Andria Age 5

Enjoying a day at the beach! Age 5

 

As I entered college, my interest transformed from a hobby to a lifestyle. I earned my first SCUBA certification, participated in my first coastal clean-up, and volunteered for restoration projects and turtle walks. I signed up for every life science course I could find. In my senior year at Stetson University, I registered for a class before I even knew what the title meant. Ornithology, with Dr. Stock. I found myself canoeing through alligator-infested waterways to investigate snowy egret rookeries, hiking through the forest at 5am to identify birds by only their calls, and conducting a post-mortem investigation on one of his road-kill specimens to determine its cause of death. Dr. Stock’s class was so different than anything I had experienced. I was in my element. I found myself constantly wanting to learn more. Not just about the organisms around me, but about how to fix the negative impacts we have on their environment. As I learned, I became motivated to teach others about what they could do to make a difference. My passion for teaching was born.

It is hard to believe that I have been teaching science in Hillsborough County for almost twenty years and that approximately 3,000 students have filled the chairs of my classroom. Years ago, I realized that even though we are located in west-central Florida, many of my students have little involvement with the ocean or our local beaches. I decided to change that fact by extending my classroom outside of my four walls.  In true Dr. Stock fashion, I attempt to bring the ocean to life for my students through field trips, restoration projects, and guest speakers. With the help of some amazing organizations like the Florida Aquarium, Tampa Bay Watch, and Keep Tampa Bay Beautiful, we have participated in many activities to help us learn about the ocean and about how to remedy our impacts.

 

 

We also love to get out in nature and explore the splendor that awaits us. In the pictures below, students from Plant High enjoy a day at the Suncoast Youth Conservation Center where we participated in fishing and kayaking clinics and learned about protecting our local estuarine species.

Plant High students

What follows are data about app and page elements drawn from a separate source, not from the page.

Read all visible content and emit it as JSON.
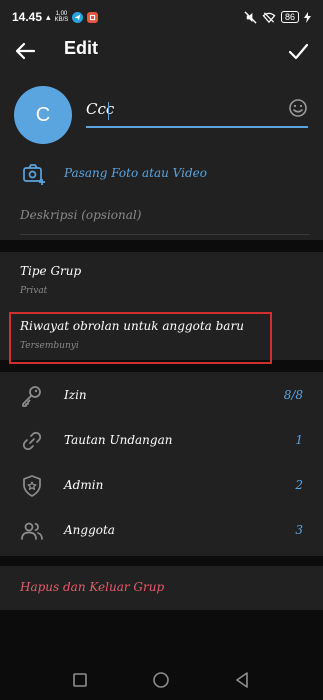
{
  "status_bar": {
    "time": "14.45",
    "net_speed": "1,00",
    "net_unit": "KB/S",
    "battery": "86"
  },
  "app_bar": {
    "title": "Edit"
  },
  "group": {
    "avatar_letter": "C",
    "name_value": "Ccc",
    "set_photo_label": "Pasang Foto atau Video",
    "description_placeholder": "Deskripsi (opsional)"
  },
  "settings": [
    {
      "title": "Tipe Grup",
      "value": "Privat"
    },
    {
      "title": "Riwayat obrolan untuk anggota baru",
      "value": "Tersembunyi"
    }
  ],
  "options": [
    {
      "label": "Izin",
      "count": "8/8",
      "icon": "key-icon"
    },
    {
      "label": "Tautan Undangan",
      "count": "1",
      "icon": "link-icon"
    },
    {
      "label": "Admin",
      "count": "2",
      "icon": "shield-icon"
    },
    {
      "label": "Anggota",
      "count": "3",
      "icon": "people-icon"
    }
  ],
  "danger": {
    "label": "Hapus dan Keluar Grup"
  },
  "colors": {
    "accent": "#5aa4e0",
    "danger": "#e35d68",
    "highlight": "#d32f2f"
  }
}
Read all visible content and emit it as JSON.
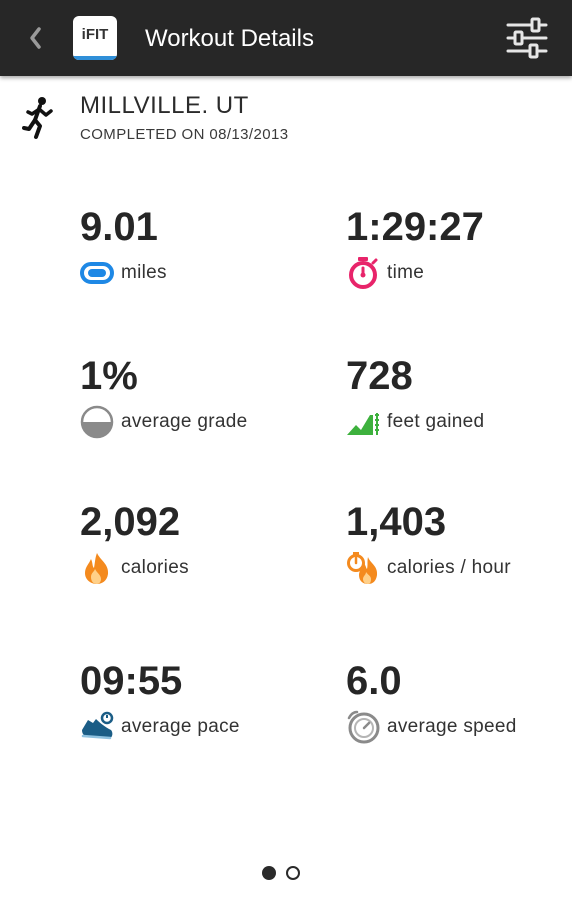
{
  "app_bar": {
    "title": "Workout Details",
    "logo_text": "iFIT",
    "back_icon": "chevron-left-icon",
    "settings_icon": "sliders-icon",
    "background_color": "#272727"
  },
  "workout": {
    "activity_icon": "runner-icon",
    "location": "MILLVILLE. UT",
    "completed": "COMPLETED ON 08/13/2013"
  },
  "stats": [
    {
      "value": "9.01",
      "label": "miles",
      "icon": "distance-icon",
      "color": "#1e88e5"
    },
    {
      "value": "1:29:27",
      "label": "time",
      "icon": "stopwatch-icon",
      "color": "#e8246a"
    },
    {
      "value": "1%",
      "label": "average grade",
      "icon": "grade-half-circle-icon",
      "color": "#8a8a8a"
    },
    {
      "value": "728",
      "label": "feet gained",
      "icon": "elevation-icon",
      "color": "#3db13d"
    },
    {
      "value": "2,092",
      "label": "calories",
      "icon": "flame-icon",
      "color": "#f48a1e"
    },
    {
      "value": "1,403",
      "label": "calories / hour",
      "icon": "flame-timer-icon",
      "color": "#f48a1e"
    },
    {
      "value": "09:55",
      "label": "average pace",
      "icon": "shoe-icon",
      "color": "#1b5d86"
    },
    {
      "value": "6.0",
      "label": "average speed",
      "icon": "speedometer-icon",
      "color": "#8a8a8a"
    }
  ],
  "pager": {
    "pages": 2,
    "current_page": 1
  }
}
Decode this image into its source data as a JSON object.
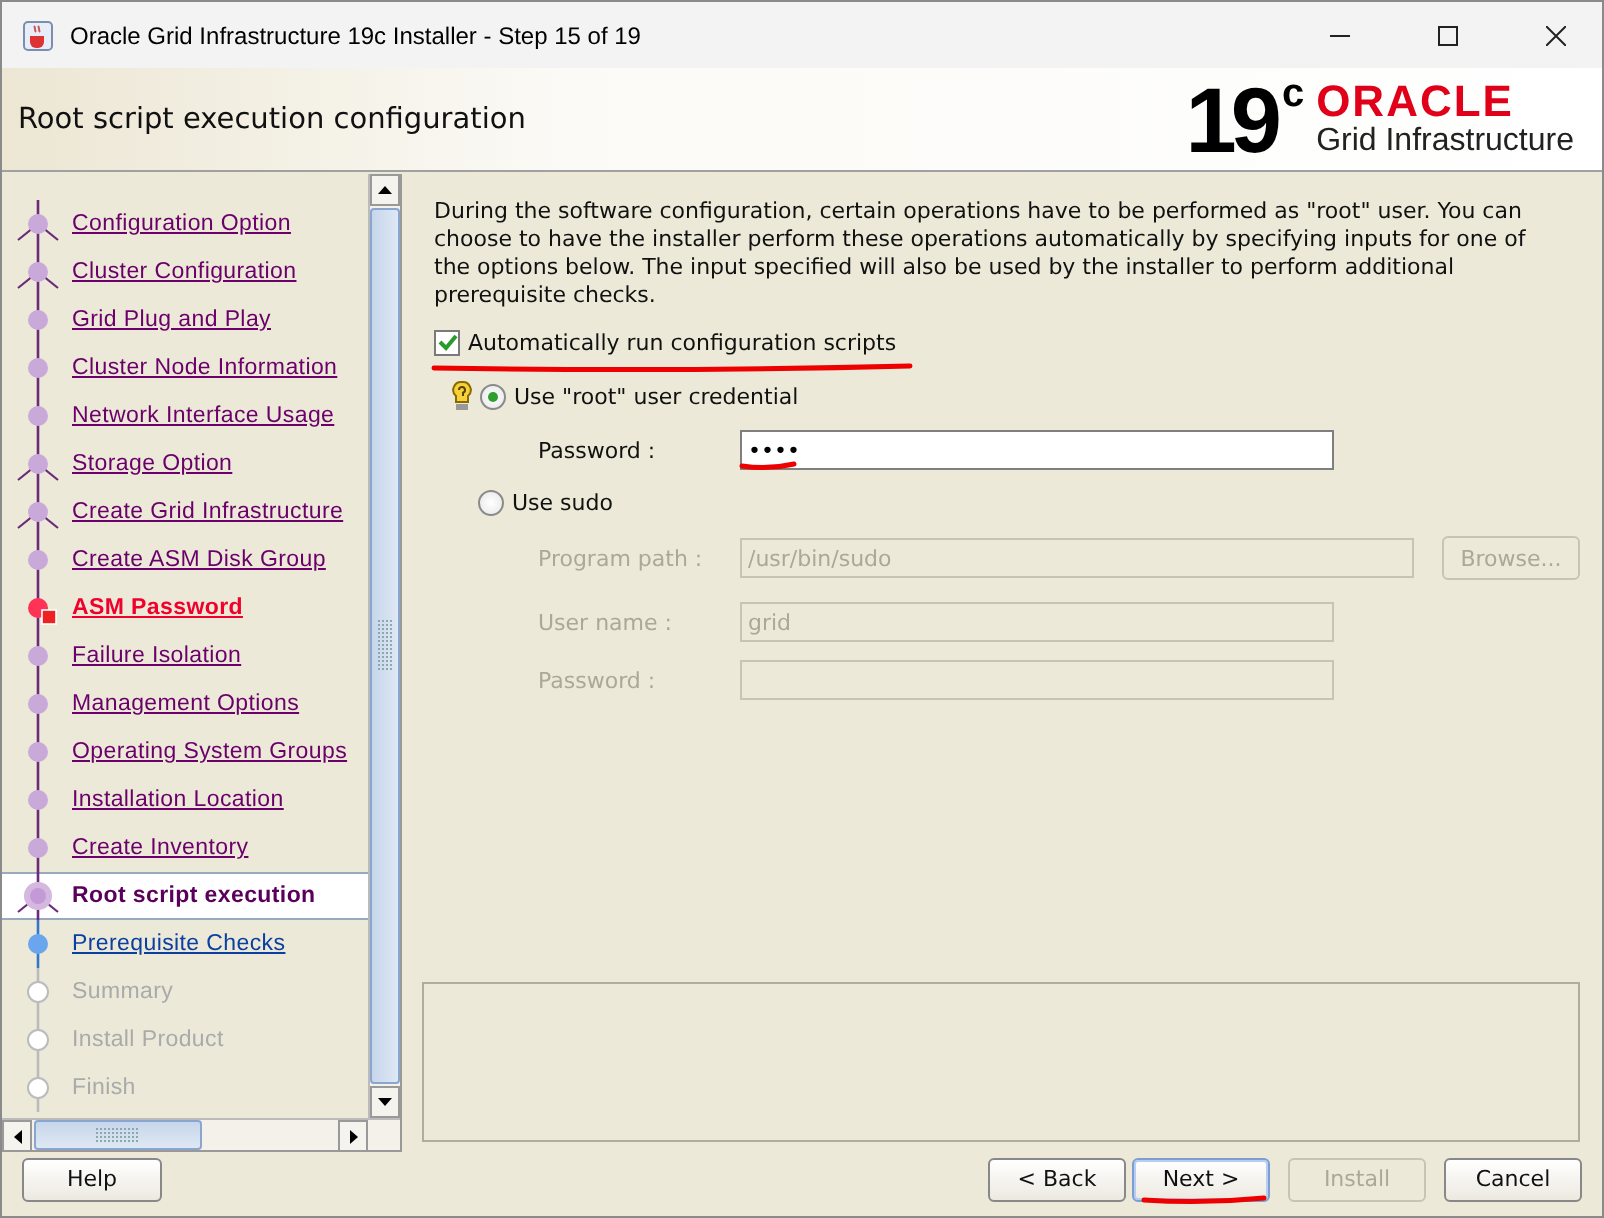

A day of adventure focused on the importance of our beautiful estuaries!

As I head out for two weeks on NOAA Ship Oregon II, I am leaving my classroom and students behind but I know that the value of what I will bring back to them far outweighs the short time I will be away. I hope through my experience my students will see that you are never too old to learn something new and that even the teacher can improve her knowledge.

I am eager to develop first-hand experience with the technology and research methods currently being used to study the ocean. I look forward to meeting the scientists and the crew of my ship and learning about all of the career opportunities that are available to my students through NOAA. I am ready to turn my NOAA education into lessons that will benefit my students and infuse my curriculum with new life.

I cannot wait to see the beautiful sunsets over the gulf and maybe I’ll even catch a few sunrises. I am hoping for the occasional visit from a whale, a dolphin, or a sea turtle. Who knows? Maybe I will even get a chance to see a few of my favorite ornithological species!

Counting down … 12 days to go.

Fair Winds! 

Today’s Shout Out: To Mr. Johnny Bush (Plant High School Principal), Mr. Larry Plank (SDHC Director of STEM), and Mr. Dan McFarland (SDHC Science Supervisor) for all of their support in making this trip possible for me.